On top of that keeping people imprisoned for longer will obviously boost prison populations and, rather than working to keep people out of jail - and rehabilitate them if they get there - more public money will be spent on the opposite end of the scale - building more prisons.
It is clear that with restorative justice programmes working remarkably well in a number of New Zealand localities there is scope for a debate on the reform of our justice system. Under the current system a victim of a crime - be that a violent or property crime - plays no part in the justice process other than as a witness on behalf of the Crown.

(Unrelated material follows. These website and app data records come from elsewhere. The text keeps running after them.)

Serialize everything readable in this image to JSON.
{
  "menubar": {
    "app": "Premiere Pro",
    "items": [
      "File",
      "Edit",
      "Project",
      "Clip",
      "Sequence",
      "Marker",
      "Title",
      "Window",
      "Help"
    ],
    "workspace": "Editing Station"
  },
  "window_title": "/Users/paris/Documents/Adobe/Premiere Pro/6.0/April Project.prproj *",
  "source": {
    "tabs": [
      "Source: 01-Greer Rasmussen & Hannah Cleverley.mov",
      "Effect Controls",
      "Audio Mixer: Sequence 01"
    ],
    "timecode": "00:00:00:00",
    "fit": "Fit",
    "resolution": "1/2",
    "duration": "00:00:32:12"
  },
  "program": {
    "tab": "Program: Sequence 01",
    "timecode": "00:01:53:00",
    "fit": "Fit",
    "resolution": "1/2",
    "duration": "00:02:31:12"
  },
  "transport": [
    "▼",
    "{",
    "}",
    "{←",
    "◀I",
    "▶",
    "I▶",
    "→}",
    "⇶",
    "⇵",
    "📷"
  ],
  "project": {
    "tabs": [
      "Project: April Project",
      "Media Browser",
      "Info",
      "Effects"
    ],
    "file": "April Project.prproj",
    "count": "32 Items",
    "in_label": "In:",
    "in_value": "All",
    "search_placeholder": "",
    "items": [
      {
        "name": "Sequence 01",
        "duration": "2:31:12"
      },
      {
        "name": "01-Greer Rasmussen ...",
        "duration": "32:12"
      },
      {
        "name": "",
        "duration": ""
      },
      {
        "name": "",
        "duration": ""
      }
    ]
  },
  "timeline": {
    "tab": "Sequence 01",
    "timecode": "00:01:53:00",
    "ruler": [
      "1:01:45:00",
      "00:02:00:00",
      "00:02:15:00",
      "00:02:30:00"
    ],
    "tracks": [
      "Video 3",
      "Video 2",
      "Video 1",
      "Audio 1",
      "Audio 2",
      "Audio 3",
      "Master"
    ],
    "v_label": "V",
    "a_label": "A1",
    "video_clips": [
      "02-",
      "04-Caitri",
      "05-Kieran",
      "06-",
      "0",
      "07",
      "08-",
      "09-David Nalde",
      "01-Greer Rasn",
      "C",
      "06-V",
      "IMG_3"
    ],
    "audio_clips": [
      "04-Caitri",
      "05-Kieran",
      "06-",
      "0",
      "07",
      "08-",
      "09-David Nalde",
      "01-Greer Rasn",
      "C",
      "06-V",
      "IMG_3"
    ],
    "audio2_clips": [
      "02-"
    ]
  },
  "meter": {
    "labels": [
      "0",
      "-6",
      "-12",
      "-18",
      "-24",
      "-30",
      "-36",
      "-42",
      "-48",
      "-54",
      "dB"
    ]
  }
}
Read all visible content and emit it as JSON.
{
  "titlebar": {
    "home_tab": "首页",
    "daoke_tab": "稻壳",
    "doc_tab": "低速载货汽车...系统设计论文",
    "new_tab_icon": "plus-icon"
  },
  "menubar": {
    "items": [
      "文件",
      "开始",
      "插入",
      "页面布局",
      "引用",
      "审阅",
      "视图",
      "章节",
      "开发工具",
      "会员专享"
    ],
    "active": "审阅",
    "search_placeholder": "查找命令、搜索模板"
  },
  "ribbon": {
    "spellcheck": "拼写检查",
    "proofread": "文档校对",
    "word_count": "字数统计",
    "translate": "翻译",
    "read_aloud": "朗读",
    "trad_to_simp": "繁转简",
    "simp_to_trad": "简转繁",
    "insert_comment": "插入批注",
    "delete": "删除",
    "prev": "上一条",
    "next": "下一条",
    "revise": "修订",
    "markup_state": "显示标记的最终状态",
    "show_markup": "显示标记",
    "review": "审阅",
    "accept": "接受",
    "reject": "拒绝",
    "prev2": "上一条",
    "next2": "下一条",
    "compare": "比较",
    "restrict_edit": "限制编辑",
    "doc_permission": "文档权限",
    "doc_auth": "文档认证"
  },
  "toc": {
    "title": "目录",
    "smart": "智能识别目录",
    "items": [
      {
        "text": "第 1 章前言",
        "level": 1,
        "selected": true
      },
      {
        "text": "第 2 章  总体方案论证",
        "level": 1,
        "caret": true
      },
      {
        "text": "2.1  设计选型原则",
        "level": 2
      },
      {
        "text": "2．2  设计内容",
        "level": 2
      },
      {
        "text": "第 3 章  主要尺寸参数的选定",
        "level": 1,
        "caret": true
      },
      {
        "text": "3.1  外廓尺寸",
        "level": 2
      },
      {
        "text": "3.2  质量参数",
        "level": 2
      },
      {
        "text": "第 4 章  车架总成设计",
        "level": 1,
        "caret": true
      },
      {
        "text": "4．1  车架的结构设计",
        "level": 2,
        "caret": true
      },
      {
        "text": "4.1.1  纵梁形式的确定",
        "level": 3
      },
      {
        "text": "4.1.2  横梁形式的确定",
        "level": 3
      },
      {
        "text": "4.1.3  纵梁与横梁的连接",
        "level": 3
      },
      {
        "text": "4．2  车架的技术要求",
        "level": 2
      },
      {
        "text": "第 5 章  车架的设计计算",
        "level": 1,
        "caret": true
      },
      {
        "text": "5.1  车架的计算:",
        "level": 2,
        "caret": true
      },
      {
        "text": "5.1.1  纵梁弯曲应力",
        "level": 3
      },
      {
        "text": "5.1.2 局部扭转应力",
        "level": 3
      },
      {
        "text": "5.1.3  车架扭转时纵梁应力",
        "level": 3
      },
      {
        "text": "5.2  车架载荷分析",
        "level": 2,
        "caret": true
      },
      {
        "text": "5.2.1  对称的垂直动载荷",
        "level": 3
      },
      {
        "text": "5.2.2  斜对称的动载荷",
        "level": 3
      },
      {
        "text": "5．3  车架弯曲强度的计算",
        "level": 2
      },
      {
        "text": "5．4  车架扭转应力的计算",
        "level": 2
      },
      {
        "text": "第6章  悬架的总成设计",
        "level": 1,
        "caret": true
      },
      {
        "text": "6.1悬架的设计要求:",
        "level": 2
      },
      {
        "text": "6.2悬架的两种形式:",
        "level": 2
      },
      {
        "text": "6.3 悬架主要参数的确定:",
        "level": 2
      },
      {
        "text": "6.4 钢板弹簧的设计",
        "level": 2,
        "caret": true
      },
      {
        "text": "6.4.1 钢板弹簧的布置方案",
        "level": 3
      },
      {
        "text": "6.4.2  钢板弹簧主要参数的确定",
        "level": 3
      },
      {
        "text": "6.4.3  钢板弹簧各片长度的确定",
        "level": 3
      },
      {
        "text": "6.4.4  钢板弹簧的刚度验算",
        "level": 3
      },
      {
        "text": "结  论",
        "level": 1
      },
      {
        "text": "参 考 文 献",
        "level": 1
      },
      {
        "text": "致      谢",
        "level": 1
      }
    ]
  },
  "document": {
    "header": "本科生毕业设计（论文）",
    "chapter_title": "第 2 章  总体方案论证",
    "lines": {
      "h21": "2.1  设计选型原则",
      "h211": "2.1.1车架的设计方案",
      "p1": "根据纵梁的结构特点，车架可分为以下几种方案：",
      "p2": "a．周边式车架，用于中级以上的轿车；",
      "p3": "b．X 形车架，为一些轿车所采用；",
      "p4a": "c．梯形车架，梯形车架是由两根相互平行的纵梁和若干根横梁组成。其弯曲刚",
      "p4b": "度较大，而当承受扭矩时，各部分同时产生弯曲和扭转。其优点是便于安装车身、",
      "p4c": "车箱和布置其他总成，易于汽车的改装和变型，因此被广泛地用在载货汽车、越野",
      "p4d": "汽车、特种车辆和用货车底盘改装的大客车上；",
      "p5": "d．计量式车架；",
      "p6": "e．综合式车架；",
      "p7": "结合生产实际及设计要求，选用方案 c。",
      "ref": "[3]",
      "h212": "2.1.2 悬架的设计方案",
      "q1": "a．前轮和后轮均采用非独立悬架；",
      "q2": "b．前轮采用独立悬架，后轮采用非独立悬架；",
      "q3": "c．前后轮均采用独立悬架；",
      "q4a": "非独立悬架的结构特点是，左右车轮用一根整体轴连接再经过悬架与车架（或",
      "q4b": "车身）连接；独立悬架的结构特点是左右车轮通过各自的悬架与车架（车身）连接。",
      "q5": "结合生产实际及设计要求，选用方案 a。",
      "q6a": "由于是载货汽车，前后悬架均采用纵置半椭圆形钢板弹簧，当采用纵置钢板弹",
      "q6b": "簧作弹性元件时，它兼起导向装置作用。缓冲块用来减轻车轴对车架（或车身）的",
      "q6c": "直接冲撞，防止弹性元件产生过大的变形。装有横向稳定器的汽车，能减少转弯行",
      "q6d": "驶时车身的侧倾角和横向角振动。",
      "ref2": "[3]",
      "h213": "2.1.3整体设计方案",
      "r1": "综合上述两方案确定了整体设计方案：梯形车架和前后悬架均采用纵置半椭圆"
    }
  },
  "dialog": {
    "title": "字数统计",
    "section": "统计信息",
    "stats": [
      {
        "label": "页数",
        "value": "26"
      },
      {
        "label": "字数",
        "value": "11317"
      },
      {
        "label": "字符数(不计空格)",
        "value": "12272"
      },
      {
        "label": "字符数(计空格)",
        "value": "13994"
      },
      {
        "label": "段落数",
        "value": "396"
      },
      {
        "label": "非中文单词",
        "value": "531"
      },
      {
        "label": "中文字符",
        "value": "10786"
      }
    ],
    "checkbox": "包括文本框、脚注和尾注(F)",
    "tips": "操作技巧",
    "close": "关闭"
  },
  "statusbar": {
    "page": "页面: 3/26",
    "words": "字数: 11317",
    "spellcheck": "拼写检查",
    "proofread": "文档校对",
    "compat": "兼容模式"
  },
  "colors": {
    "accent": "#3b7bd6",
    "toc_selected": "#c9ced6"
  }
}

Once in court the crime becomes an offence against the Crown and the victim and his or her needs are effectively sidelined.
There does need to be a much greater emphasis on the victims of crime, we would all admit to that, but the current system makes very little provision for this. Victims of crime who go through a restorative process generally find the process of personally dealing with the offender and having a say in the punishment satisfying, healing and empowering. Criminals say the process is far more useful than a longer prison term and helps them to recognise and deal with the implications of their actions.
Longer prison sentences and hard labour will not act as a deterrent and will not rehabilitate criminals. It's as simple as that. On the contrary in fact, and all the experts and various studies can prove it. This referenda question is a knee jerk reaction which is poorly considered, emotive and confusing.
Sure, there are criminals who need to be locked away - some for an indefinite period - but these are a minority. The focus of a modern justice system must be to provide suitable redress to the victim and to rehabilitate the criminals.
Answering yes to this referenda question will further neither of these goals.
Likewise the question asking whether the number of MPs in parliament should be reduced from 120 to 99 is similarly based on emotion and knee jerk reaction instead of informed debate. The dissatisfaction with the performance and behaviour of our parliamentarians is widespread and for the most part justified, but how is simply cutting the number of those who get to parliament going to solve the problem?
The simple answer is that it won't. This question looks set to be passed by a large margin as people see it as an opportunity to sock one back to parliament and to register their displeasure. However political scientists warn that the proposed reduction will leave New Zealand with one of the smallest parliaments per head of population in the developed world.
They argue that minority groups - Maori, women and other ethnic groups - will suffer as a result of the reduction in representation and that the South Island stands to lose the most. It is also worth remembering that 120 was the recommendation from the Electoral Commission who argued this number was necessary to prevent cabinet dominating the governing party through a majority – thereby forming a government within a government.
Anyhow, it would be one thing if New Zealanders voted for both of these measures if there was an appropriate education campaign and we understood the issues and implications. I find it incredible that there has been no debate, no advertising and no education campaign on these two issues.
Sure, both the questions are non-binding, but the public will see the result as a major endorsement for change and will demand action accordingly.
The justice system. The political system. The two most important systems in this country - the foundations of our society. We are set to overwhelmingly vote to `reform' them both and most of us have absolutely no idea what we are doing. Or why.
An ignorant democracy is only a fraction better than no democracy at all.